"My therapist said, 'Welcome to the middle years,'" said Callahan, now 59. "It was very traumatic. Priests are so loved and highly regarded, so the idea of leaving that role and that status as a priest was just terrifically scary for me. For 27 of my 41 years, I had been training for and being 'Father Pat.'"
By the time he left, nearly half of his ordination class of 16 had resigned, most of them=2 0to get married.
He said married priests would help ease the shortage of priests. The national Catholic population has grown by 37 percent since 1965, while the number of priests has declined by 23 percent, according to the Center for Applied Research in the Apostolate at Georgetown University.
"It will open up a huge pool of men who have not been willing to consider priesthood, because they have not been willing to consider a celibate life," said Callahan, a former national board member of the reform group Corpus, which promotes a priesthood inclusive of women and married men.
"If you don't have enough priests, Catholics are being deprived of the sacraments."
Callahan said expanding the pool of candidates would also help weed out sexual abusers.
Gallant, the Seattle Archdiocese spokesman, noted that many mainline Protestant denominations, which allow married ministers, are struggling to fill clergy positions. He said Seattle doesn't have a priest shortage in the first place, but rather a Catholic population boom.
Celibate priests talk about having a "gift" -- or an aptitu de -- for celibacy that prevents them from becoming lonely.
"I've known an awful lot of priests who are engaged in their communities, who love the ir communities and are loved, and have a very full life," said John Topel, a Jesuit priest and a theology and religious studies professor at Seattle University.

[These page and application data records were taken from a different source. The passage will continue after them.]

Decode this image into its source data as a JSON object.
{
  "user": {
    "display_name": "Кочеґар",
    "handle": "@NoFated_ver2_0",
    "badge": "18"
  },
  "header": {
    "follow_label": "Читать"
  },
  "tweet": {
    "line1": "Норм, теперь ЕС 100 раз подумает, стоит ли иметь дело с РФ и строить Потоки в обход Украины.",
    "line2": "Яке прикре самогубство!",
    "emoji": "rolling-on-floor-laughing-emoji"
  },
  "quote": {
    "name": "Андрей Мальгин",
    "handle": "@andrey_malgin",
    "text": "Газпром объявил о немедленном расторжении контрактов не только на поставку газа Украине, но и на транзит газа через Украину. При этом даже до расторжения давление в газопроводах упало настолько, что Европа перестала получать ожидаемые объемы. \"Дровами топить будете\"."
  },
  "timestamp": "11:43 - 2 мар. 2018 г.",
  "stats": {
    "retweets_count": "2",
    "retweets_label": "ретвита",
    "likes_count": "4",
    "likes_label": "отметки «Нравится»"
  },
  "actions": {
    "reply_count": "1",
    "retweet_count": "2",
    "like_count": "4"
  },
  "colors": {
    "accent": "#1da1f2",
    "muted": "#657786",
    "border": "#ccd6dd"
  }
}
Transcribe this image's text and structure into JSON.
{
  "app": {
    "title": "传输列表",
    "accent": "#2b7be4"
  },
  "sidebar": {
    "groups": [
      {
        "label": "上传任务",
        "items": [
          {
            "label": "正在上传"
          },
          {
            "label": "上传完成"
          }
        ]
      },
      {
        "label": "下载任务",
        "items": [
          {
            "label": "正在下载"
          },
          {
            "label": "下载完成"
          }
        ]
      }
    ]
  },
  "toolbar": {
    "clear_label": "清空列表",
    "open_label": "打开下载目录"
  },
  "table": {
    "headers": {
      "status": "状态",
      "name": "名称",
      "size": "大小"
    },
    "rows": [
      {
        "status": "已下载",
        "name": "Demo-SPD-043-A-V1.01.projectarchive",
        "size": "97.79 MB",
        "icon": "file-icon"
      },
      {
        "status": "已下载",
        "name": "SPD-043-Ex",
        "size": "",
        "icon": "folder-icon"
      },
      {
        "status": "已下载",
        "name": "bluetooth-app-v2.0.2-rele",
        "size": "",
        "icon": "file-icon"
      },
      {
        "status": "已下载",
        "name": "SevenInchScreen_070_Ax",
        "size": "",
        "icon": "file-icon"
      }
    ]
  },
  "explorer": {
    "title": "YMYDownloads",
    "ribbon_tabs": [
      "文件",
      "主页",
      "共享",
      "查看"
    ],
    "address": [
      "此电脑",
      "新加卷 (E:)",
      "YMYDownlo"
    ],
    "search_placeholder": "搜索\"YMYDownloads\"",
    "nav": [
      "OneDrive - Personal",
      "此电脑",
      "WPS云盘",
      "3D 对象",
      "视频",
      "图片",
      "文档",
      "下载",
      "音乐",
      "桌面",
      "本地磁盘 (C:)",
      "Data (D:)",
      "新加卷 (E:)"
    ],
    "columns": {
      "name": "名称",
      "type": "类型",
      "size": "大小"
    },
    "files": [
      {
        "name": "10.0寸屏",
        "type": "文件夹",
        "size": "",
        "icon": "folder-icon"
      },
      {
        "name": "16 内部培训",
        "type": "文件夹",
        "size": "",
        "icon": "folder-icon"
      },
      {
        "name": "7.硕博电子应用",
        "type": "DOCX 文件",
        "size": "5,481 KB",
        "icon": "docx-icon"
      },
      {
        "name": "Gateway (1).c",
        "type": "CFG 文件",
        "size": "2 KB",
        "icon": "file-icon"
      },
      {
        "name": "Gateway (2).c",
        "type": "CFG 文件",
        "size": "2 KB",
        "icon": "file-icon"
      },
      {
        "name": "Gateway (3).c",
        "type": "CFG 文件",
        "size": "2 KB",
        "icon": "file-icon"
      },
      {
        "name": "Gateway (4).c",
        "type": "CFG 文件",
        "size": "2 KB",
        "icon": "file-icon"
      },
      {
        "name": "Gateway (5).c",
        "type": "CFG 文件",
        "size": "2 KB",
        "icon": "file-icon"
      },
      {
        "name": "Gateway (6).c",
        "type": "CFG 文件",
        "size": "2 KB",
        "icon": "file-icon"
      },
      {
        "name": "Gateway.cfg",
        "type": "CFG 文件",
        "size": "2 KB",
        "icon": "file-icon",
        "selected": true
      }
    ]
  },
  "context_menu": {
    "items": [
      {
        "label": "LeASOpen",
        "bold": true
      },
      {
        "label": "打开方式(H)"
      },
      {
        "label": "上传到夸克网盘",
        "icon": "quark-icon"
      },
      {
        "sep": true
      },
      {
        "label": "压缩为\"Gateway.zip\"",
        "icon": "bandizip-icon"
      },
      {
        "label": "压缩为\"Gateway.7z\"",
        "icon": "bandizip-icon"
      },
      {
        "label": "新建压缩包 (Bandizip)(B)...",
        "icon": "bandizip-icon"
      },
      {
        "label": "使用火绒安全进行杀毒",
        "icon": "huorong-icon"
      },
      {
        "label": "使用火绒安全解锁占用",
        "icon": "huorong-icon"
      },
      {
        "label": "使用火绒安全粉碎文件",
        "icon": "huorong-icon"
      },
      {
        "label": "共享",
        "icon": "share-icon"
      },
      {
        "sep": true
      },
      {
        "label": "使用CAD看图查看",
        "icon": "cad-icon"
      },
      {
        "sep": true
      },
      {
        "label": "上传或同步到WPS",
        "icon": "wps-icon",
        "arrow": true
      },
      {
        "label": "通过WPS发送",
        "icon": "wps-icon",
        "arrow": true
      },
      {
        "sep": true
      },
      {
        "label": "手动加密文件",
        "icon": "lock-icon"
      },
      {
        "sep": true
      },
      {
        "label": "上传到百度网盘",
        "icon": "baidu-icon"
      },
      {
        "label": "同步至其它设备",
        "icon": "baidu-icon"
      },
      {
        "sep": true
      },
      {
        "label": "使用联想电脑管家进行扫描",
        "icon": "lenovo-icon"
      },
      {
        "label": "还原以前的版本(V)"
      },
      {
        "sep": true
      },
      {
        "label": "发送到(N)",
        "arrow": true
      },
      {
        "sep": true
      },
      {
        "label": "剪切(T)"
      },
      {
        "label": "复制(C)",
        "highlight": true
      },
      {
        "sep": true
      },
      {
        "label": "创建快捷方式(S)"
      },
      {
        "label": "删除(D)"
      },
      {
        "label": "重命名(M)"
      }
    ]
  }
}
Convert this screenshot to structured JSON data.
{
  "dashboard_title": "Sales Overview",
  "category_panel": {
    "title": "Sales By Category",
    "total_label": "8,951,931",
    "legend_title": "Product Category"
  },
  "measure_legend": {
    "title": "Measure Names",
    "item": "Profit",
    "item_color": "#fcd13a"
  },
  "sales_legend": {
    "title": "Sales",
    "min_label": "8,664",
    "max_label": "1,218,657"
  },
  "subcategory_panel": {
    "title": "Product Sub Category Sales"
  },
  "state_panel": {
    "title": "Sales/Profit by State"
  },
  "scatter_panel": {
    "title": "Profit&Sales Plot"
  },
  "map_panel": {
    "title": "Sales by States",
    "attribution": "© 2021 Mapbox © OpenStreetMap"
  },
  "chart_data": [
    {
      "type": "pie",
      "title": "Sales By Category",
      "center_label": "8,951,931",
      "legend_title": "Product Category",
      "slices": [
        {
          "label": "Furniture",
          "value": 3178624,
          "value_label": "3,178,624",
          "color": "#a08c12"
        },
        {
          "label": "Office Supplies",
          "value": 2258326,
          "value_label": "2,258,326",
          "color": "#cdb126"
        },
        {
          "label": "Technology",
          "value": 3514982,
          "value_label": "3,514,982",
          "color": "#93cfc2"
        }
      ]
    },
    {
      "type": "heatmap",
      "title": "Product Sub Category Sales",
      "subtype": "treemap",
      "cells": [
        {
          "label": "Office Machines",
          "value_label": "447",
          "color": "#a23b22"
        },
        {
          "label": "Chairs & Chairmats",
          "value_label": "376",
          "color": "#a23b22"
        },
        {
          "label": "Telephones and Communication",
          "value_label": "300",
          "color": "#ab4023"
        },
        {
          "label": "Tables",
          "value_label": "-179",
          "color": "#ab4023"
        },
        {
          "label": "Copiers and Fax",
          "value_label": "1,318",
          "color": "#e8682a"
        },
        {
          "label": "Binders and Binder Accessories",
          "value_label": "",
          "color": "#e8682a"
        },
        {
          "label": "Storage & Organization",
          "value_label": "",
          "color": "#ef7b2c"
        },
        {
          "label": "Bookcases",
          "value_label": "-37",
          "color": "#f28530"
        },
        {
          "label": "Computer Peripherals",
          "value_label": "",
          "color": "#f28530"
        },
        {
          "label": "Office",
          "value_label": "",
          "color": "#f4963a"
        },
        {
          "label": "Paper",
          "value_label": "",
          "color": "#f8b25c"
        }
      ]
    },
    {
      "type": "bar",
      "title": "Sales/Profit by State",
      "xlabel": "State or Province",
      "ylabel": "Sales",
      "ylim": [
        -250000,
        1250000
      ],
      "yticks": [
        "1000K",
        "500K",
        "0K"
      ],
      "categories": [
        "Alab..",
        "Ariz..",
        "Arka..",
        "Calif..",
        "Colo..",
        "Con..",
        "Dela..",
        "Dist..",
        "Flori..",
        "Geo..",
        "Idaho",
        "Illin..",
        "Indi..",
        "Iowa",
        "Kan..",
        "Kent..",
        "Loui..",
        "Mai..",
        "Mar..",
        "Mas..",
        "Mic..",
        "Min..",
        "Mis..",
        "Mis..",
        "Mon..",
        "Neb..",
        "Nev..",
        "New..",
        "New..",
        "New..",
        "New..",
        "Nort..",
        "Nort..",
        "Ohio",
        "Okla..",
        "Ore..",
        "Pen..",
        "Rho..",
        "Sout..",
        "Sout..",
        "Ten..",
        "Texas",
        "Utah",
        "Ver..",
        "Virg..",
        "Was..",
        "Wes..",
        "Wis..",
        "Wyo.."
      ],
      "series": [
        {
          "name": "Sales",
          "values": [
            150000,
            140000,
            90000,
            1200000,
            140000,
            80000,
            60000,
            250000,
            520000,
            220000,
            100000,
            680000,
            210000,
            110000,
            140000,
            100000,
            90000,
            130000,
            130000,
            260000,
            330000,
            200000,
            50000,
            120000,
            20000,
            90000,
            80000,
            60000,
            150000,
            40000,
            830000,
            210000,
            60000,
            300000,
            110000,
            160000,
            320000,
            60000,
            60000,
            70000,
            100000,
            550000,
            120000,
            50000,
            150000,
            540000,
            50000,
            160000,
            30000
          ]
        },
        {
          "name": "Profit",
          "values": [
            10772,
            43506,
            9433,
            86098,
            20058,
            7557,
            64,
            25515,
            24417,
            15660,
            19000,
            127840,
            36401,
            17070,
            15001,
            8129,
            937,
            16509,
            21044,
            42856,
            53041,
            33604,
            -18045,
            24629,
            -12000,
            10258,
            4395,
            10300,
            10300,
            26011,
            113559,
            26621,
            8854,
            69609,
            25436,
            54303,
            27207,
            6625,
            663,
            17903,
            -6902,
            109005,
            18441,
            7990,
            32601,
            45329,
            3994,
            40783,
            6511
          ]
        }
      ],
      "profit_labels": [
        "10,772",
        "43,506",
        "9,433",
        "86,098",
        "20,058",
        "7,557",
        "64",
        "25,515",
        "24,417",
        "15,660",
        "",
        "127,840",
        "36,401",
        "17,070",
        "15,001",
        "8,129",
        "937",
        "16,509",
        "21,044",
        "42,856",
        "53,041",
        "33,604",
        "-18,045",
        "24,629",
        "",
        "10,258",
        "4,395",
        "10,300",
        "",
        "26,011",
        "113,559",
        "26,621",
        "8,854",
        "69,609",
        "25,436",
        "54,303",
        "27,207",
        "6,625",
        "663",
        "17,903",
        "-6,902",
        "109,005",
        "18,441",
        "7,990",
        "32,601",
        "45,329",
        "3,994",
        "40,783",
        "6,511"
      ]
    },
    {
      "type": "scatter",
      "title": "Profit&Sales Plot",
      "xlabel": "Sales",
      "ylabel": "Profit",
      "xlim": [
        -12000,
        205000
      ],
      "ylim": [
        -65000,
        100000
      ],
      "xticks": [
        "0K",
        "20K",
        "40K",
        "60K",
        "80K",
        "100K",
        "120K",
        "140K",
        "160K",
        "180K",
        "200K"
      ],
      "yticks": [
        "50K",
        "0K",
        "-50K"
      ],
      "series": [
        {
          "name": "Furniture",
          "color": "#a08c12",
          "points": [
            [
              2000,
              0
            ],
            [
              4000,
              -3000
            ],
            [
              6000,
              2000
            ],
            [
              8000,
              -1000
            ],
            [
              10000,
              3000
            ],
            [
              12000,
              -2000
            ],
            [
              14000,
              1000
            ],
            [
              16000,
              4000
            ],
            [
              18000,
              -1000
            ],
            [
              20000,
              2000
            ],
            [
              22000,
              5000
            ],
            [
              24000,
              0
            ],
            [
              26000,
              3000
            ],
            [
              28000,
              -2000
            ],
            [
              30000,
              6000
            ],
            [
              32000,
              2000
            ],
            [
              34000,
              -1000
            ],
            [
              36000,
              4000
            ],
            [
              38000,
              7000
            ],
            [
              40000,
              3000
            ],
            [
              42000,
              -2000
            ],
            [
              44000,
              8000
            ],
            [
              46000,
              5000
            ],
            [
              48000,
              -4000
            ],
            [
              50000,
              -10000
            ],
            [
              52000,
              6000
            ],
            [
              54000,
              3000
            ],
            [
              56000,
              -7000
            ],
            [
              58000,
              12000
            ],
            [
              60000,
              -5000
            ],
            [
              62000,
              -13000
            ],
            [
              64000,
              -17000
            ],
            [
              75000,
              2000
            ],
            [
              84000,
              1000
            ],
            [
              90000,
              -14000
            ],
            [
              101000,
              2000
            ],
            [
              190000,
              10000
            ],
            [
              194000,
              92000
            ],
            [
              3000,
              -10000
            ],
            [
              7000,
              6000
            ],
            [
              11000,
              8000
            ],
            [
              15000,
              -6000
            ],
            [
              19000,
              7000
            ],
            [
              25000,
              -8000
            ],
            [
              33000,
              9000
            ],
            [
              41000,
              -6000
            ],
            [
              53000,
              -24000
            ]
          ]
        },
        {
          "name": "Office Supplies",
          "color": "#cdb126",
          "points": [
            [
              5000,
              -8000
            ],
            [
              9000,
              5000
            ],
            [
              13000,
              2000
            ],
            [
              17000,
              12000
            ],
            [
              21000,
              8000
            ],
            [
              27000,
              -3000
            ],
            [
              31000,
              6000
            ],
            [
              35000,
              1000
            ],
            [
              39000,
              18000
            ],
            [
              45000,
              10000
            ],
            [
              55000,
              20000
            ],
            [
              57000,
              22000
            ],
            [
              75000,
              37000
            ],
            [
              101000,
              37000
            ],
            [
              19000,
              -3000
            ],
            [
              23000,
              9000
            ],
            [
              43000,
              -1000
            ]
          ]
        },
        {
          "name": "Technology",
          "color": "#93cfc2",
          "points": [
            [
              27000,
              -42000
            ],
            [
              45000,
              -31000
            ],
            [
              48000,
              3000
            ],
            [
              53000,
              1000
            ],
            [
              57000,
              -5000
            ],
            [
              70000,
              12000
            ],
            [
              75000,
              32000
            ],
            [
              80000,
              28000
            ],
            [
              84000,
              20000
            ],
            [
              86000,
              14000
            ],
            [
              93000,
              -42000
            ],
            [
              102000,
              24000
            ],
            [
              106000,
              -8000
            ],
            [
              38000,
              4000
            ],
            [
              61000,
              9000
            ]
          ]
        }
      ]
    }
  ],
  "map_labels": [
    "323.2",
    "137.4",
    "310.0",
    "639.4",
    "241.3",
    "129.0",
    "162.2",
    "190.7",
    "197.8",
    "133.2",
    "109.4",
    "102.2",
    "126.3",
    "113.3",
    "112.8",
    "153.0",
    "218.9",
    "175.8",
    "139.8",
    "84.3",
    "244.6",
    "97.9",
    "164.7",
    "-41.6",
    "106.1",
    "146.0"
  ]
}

Topel, an expert in Catholic tradition and thought, anticipated that a drop in mandatory celibacy will be a "strong possibility" with Pope John Paul II's successor.
He predicted the many American bishops, who are struggling with the shortage of celibate priests, would likely support a married priesthood. And he noted that the Catholic church already has a tradition of a married priesthood, which existed until the 12th century.
It wasn't until 1139 that the Second Lateran Council mandated celibacy, as a way to distinguish clerics from the laity and weaken the power and property rights of priests and their families, say those who advocate for a married priesthood.
And in 1980, the Vatican began allowing Episcopalian priests to convert and become Catholic cleri cs, regardless if they are married.
"I think the prospects are quite good, because bishops are scraping the barrel for lack of priest s," Topel said.
Until then, advocates can only dream.
In a few weeks, Callahan will officiate at a wedding at the chapel in Bastyr University in Kenmore, which was once the site of the archdiocese's major seminary. For six years, Callahan trained for priesthood in the stained-glass chapel, now a popular wedding spot.
"I'll tell you, it's kind of eerie for me when I go back," he said. He recalled how the chapel's walls used to list the seven sacraments, and how, as a seminarian, he used to sit opposite two of them: Holy orders and matrimony.
Remembering "I would often think, 'Gee, those are both such beautiful sacraments.'"